Last September, CIBC ran an advertising campaign that promised clients could switch their mortgages over for free. And earn some cash.

The campaign – which was being pushed online and in print advertisement, including A-frame boards outside branches – told potential clients that, for a limited time, they could switch their mortgage to CIBC for free, and get up to 5% cash back.

A disclaimer did state that the “free” switch doesn’t include existing lender fees.

Source: MortgageBrokerNews.ca  by Justin da Rosa | 07 Jan 2016

Thinking of switching your mortgage? Sit down with and independent mortgage professional and explore all your options. Contact the Ray C. McMillan Mortgage Team or visit www.RayMcMillan.com to schedule your no obligation consultation.

Tagged , ,

Demographics driving key mortgage market

Industry insiders are attributing strong year-over-year growth in reverse mortgage originations to several factors – the most notable being human longevity.

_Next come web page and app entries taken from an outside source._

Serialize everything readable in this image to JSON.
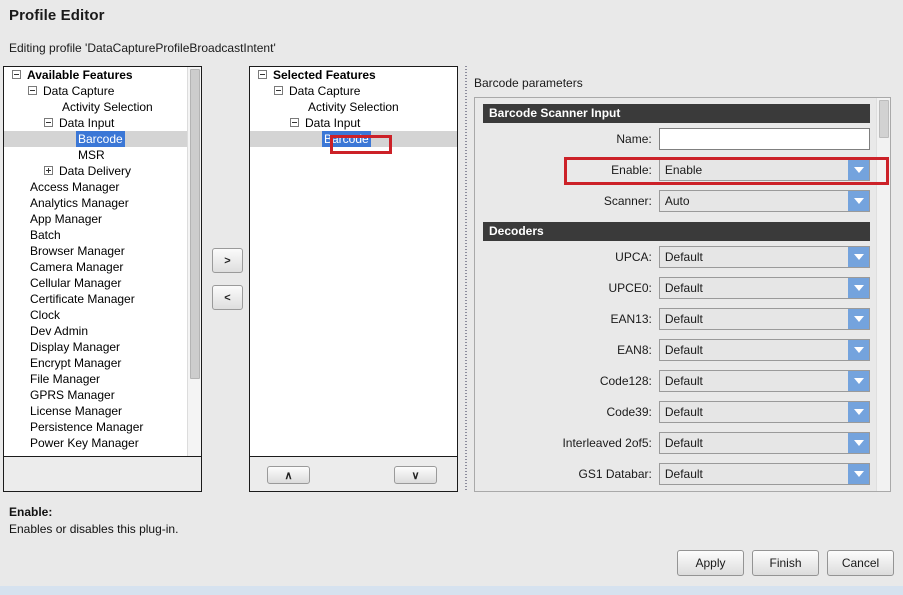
{
  "header": {
    "title": "Profile Editor",
    "subtitle": "Editing profile 'DataCaptureProfileBroadcastIntent'"
  },
  "available_features": {
    "root_label": "Available Features",
    "items": [
      {
        "label": "Available Features",
        "indent": 0,
        "expander": "minus",
        "bold": true,
        "selected": false
      },
      {
        "label": "Data Capture",
        "indent": 1,
        "expander": "minus",
        "bold": false,
        "selected": false
      },
      {
        "label": "Activity Selection",
        "indent": 3,
        "expander": "none",
        "bold": false,
        "selected": false
      },
      {
        "label": "Data Input",
        "indent": 2,
        "expander": "minus",
        "bold": false,
        "selected": false
      },
      {
        "label": "Barcode",
        "indent": 4,
        "expander": "none",
        "bold": false,
        "selected": true
      },
      {
        "label": "MSR",
        "indent": 4,
        "expander": "none",
        "bold": false,
        "selected": false
      },
      {
        "label": "Data Delivery",
        "indent": 2,
        "expander": "plus",
        "bold": false,
        "selected": false
      },
      {
        "label": "Access Manager",
        "indent": 1,
        "expander": "none",
        "bold": false,
        "selected": false
      },
      {
        "label": "Analytics Manager",
        "indent": 1,
        "expander": "none",
        "bold": false,
        "selected": false
      },
      {
        "label": "App Manager",
        "indent": 1,
        "expander": "none",
        "bold": false,
        "selected": false
      },
      {
        "label": "Batch",
        "indent": 1,
        "expander": "none",
        "bold": false,
        "selected": false
      },
      {
        "label": "Browser Manager",
        "indent": 1,
        "expander": "none",
        "bold": false,
        "selected": false
      },
      {
        "label": "Camera Manager",
        "indent": 1,
        "expander": "none",
        "bold": false,
        "selected": false
      },
      {
        "label": "Cellular Manager",
        "indent": 1,
        "expander": "none",
        "bold": false,
        "selected": false
      },
      {
        "label": "Certificate Manager",
        "indent": 1,
        "expander": "none",
        "bold": false,
        "selected": false
      },
      {
        "label": "Clock",
        "indent": 1,
        "expander": "none",
        "bold": false,
        "selected": false
      },
      {
        "label": "Dev Admin",
        "indent": 1,
        "expander": "none",
        "bold": false,
        "selected": false
      },
      {
        "label": "Display Manager",
        "indent": 1,
        "expander": "none",
        "bold": false,
        "selected": false
      },
      {
        "label": "Encrypt Manager",
        "indent": 1,
        "expander": "none",
        "bold": false,
        "selected": false
      },
      {
        "label": "File Manager",
        "indent": 1,
        "expander": "none",
        "bold": false,
        "selected": false
      },
      {
        "label": "GPRS Manager",
        "indent": 1,
        "expander": "none",
        "bold": false,
        "selected": false
      },
      {
        "label": "License Manager",
        "indent": 1,
        "expander": "none",
        "bold": false,
        "selected": false
      },
      {
        "label": "Persistence Manager",
        "indent": 1,
        "expander": "none",
        "bold": false,
        "selected": false
      },
      {
        "label": "Power Key Manager",
        "indent": 1,
        "expander": "none",
        "bold": false,
        "selected": false
      }
    ]
  },
  "transfer": {
    "add_label": ">",
    "remove_label": "<"
  },
  "selected_features": {
    "items": [
      {
        "label": "Selected Features",
        "indent": 0,
        "expander": "minus",
        "bold": true,
        "selected": false
      },
      {
        "label": "Data Capture",
        "indent": 1,
        "expander": "minus",
        "bold": false,
        "selected": false
      },
      {
        "label": "Activity Selection",
        "indent": 3,
        "expander": "none",
        "bold": false,
        "selected": false
      },
      {
        "label": "Data Input",
        "indent": 2,
        "expander": "minus",
        "bold": false,
        "selected": false
      },
      {
        "label": "Barcode",
        "indent": 4,
        "expander": "none",
        "bold": false,
        "selected": true
      }
    ],
    "move_up_label": "∧",
    "move_down_label": "∨"
  },
  "parameters": {
    "panel_label": "Barcode parameters",
    "sections": [
      {
        "title": "Barcode Scanner Input",
        "fields": [
          {
            "label": "Name:",
            "type": "text",
            "value": "",
            "placeholder": ""
          },
          {
            "label": "Enable:",
            "type": "combo",
            "value": "Enable",
            "highlighted": true
          },
          {
            "label": "Scanner:",
            "type": "combo",
            "value": "Auto",
            "highlighted": false
          }
        ]
      },
      {
        "title": "Decoders",
        "fields": [
          {
            "label": "UPCA:",
            "type": "combo",
            "value": "Default",
            "highlighted": false
          },
          {
            "label": "UPCE0:",
            "type": "combo",
            "value": "Default",
            "highlighted": false
          },
          {
            "label": "EAN13:",
            "type": "combo",
            "value": "Default",
            "highlighted": false
          },
          {
            "label": "EAN8:",
            "type": "combo",
            "value": "Default",
            "highlighted": false
          },
          {
            "label": "Code128:",
            "type": "combo",
            "value": "Default",
            "highlighted": false
          },
          {
            "label": "Code39:",
            "type": "combo",
            "value": "Default",
            "highlighted": false
          },
          {
            "label": "Interleaved 2of5:",
            "type": "combo",
            "value": "Default",
            "highlighted": false
          },
          {
            "label": "GS1 Databar:",
            "type": "combo",
            "value": "Default",
            "highlighted": false
          },
          {
            "label": "",
            "type": "combo-clipped",
            "value": "",
            "highlighted": false
          }
        ]
      }
    ]
  },
  "description": {
    "title": "Enable:",
    "text": "Enables or disables this plug-in."
  },
  "footer": {
    "apply_label": "Apply",
    "finish_label": "Finish",
    "cancel_label": "Cancel"
  },
  "colors": {
    "highlight_red": "#cc2128",
    "selection_blue": "#3b77d6",
    "section_header_bg": "#3a3a3a",
    "combo_arrow_blue": "#74a3dd"
  }
}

“With the current demographic trends and extended life expectancy we project reverse mortgage originations to grow at 25-30 per cent annually over the next few years,” said Steven Ranson, president and CEO of HomEquity Bank. “Canadians are living longer, have underfunded pensions and insufficient savings. For many, their house plays a big role in a comprehensive retirement plan.”

The increase in consumer direct business as well as continued growth through referral partners including banks and mortgage brokers is producing record results in the industry. Brokers themselves are pointing to increased demand for a product many professionals were slow to refer on.

HomEquity Bank alone reported a record $41 million in reverse mortgage origination in the month of July, marking another month of record year-over-year growth for the reverse mortgage company. 

The reverse mortgage industry is booming in Canada, growing by 21 per cent in July compared to last year.

According to recent numbers from Statistics Canada, the 55-59 age group in the country make up 7.2 per cent of the overall population, with those age 60-64 making up 6.1 per cent.

The numbers that show how the reverse mortgage sector is ready to really take off are the percentage of people in the 55-59 age bracket, which make up 7.8 per cent of the total population – which places HomEquity Bank in the catbird seat, as is the only national provider of reverse mortgages in Canada available to those aged 55 and older.

The lender originates and administers Canada’s largest portfolio of reverse mortgages under the CHIP Reverse Mortgage and Income Advantage brands, and has been the main underwriter of reverse mortgages in Canada since its predecessor, Canadian Home Income Plan, pioneered the concept in 1986.

Source: MortgageBrokerNews.ca Donald Horne | 07 Aug 2015
Tagged , , ,